This is a partial, unordered list of the projects I've been working on over the past several years.

Microsoft Word for iOS, Mac

iOS | Mac
I joined the Word team as an engineering manager in August 2014. My team is responsible for shipping monthly updates of Word on Mac (and until April 2017, iOS).

Microsoft OneNote for iOS, Mac

iPhone | iPad | Mac
OneNote is a beautiful note-taking app and part of the Office suite. OneNote helps you keep track of things in life and runs on desktops, laptops, tablets, phones and browsers. It keeps your notes in sync across all devices.
In July 2013, my team shipped an overhauled version of OneNote for iPad and for iPhone, The team created a full-blown OneNote version for iOS with a completely redesigned user interface. For more details, check out The Next Web, The Verge and Engadget. This update helped our iOS apps improve their App Store ratings from 3 to 4 stars. The team continues to ship updates regularly.
In March 2014, for the first time ever, my team shipped OneNote on the Mac. We celebrated this release by creating our own version of "One Day More" from Les Miserables (see below).
Rearchitected the iOS and Mac apps to be asynchronous and multithreaded using Grand Central Dispatch, making the app 74% more responsive.
Implemented the user interface for sections and pages on iOS and the various sync indicators on both iOs and Mac. Improved the OneNote sync engine to better support mobile devices.
Implemented section encryption (this feature is publicly known as "password protected sections") on iOS, Mac.
In July 2014, I participated in the first Microsoft hackathon. I initiated a project called OneLaTeX which aimed to make OneNote understand LaTeX. I was joined by 2 other engineers and we had a demo ready in less than 2 days. The project won 3rd place in an internal group ranking.

We are the Microsoft OneNote Team - Ask us Anything, Reddit, July 2013


I was the first engineer to work on a Windows feature called Windows To Go. Windows To Go is an enterprise feature that allows booting and running the Windows OS from USB drives.
As part of my work on Windows To Go, I designed and implemented a variety of components throughout the Windows stack, from UI in C++, through Win32 DLLs, to boot sector code in assembly. My code runs on hundreds of millions of machines worldwide.
My colleagues and I invented a method to dynamically redirect boot to another operating system (US patent 8966236 B2), so that booting into a Windows USB drive is user friendly, without fiddling with BIOS settings.


Source Code
CSEtella is a Gnutella-like P2P network. More details can be found here.
Implemented a P2P node with a web frontend for monitoring the node and a crawler for discovering the topology of the P2P network. The node uses the following open source projects:
a programming language that transcompiles to JavaScript.
evented I/O in JavaScript.
a fast key value storage library by Google.
async, lru-cache, underscore.js, moment.js
node.js modules
fast node.js network app framework by @tjholowaychuk.
UI boilerplate for modern web apps by Twitter.
A popular JavaScript library by @jeresig.
An MVC JavaScript library by Google.
A JavaScript visualization library.

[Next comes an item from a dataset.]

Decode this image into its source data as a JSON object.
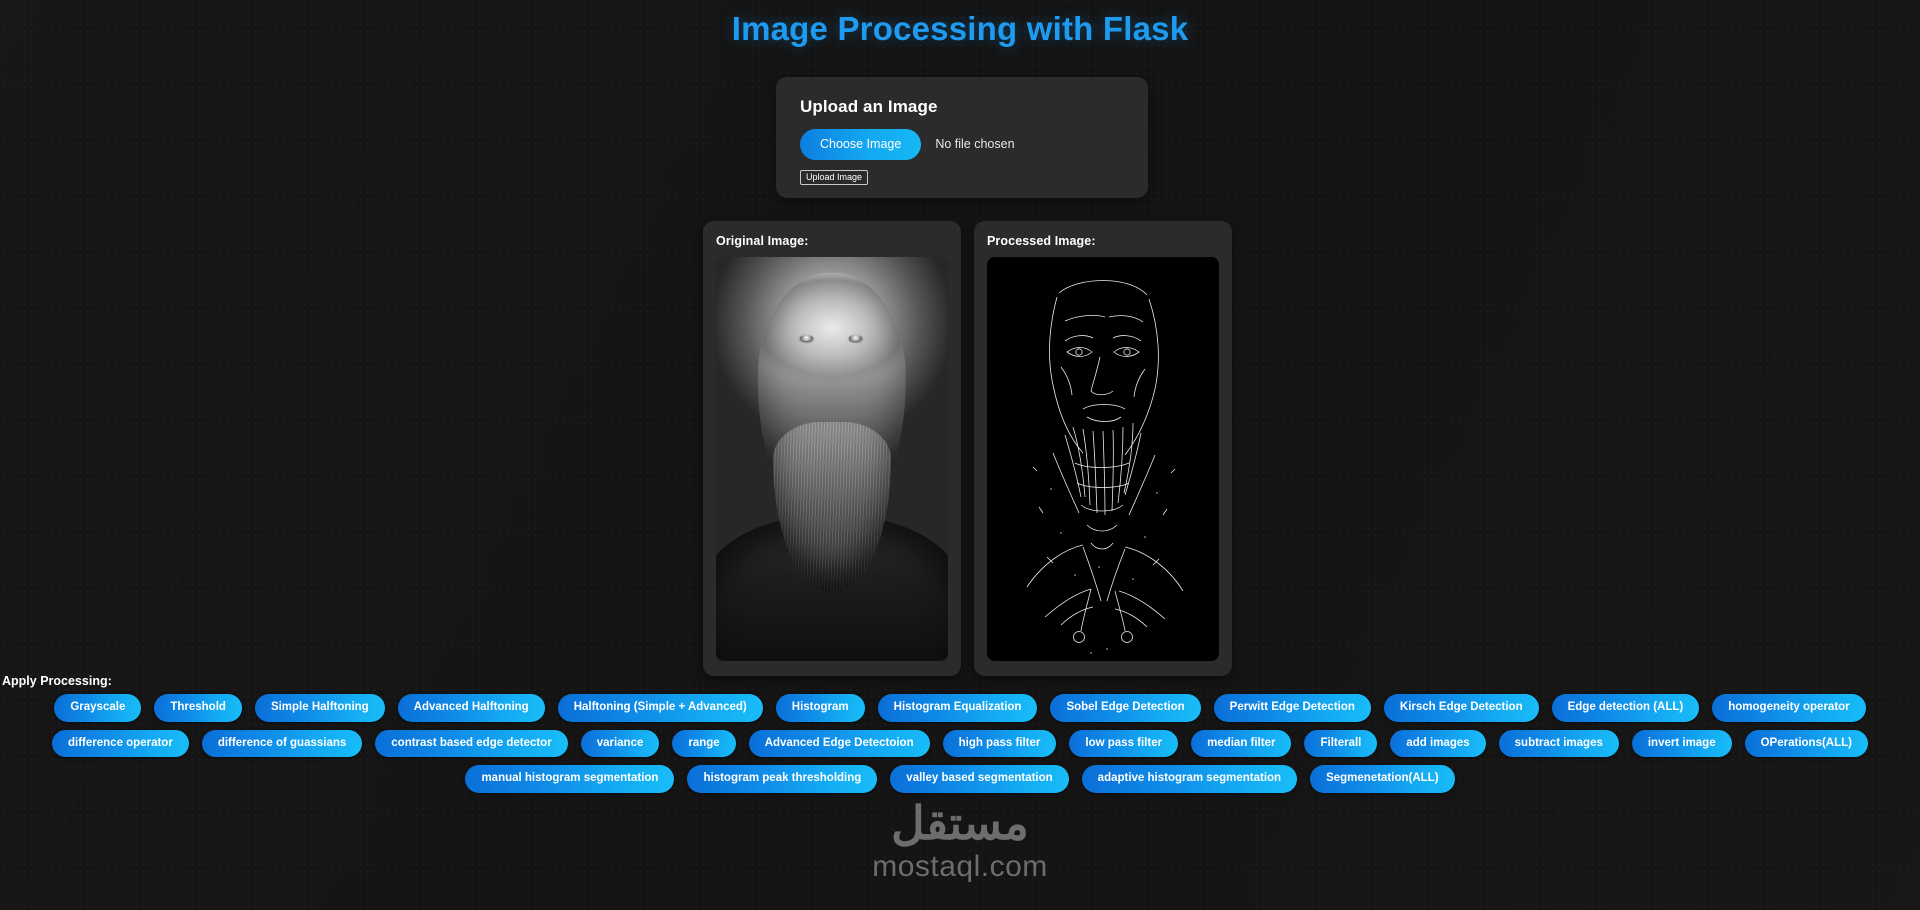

Discovery of the network's topology using breadth first search.

Web Frontend

Interesting stats about the node.

Web Frontend II

List of nodes which replied or forwarded a message via the monitored node.


Mayorita was a free web service that let users tap into the knowledge and opinions of others by asking any yes/no question and getting an aggregated answer within seconds!
Designed and implemented Mayorita for iOS in Objective C, Cocoa Touch and Core Data. Used the following open source libraries: AFNetworking, MBProgressHUD, REComposeViewController.
Led the development of the backend server in Ruby on Rails, defined features and helped integrate the backend with its mobile applications.
This project is no longer under active development.
Mayorita's Promotional Video


Chrome | Firefox
Firesay is a browser plugin for Firefox and Chrome that offers an enhanced web browsing experience with voice commands. It was developed in 2009, long before the age of Siri and Cortana. With Firesay, you can use your voice to search the web, watch TV shows, share on social networks, control tabs, scroll through pages and more. Firesay is great for people who want to browse the web more efficiently or for people who cannot use their hands to interact with the browser (i.e. cooks, people with disabilities etc.).
The plugin was written in C++, using STL and Poco (a C++ template library). Speech recognition was done using Microsoft's Speech API and the browser plugin itself was implemented with FireBreath - a cross platform framework for creating browser plugins (using either NPAPI or ActiveX). CMake was used to build both Firefox and Chrome plugins.
Check out the videos below for a demo of both plugins. Firesay was also featured on CNET.
This project is no longer under active development.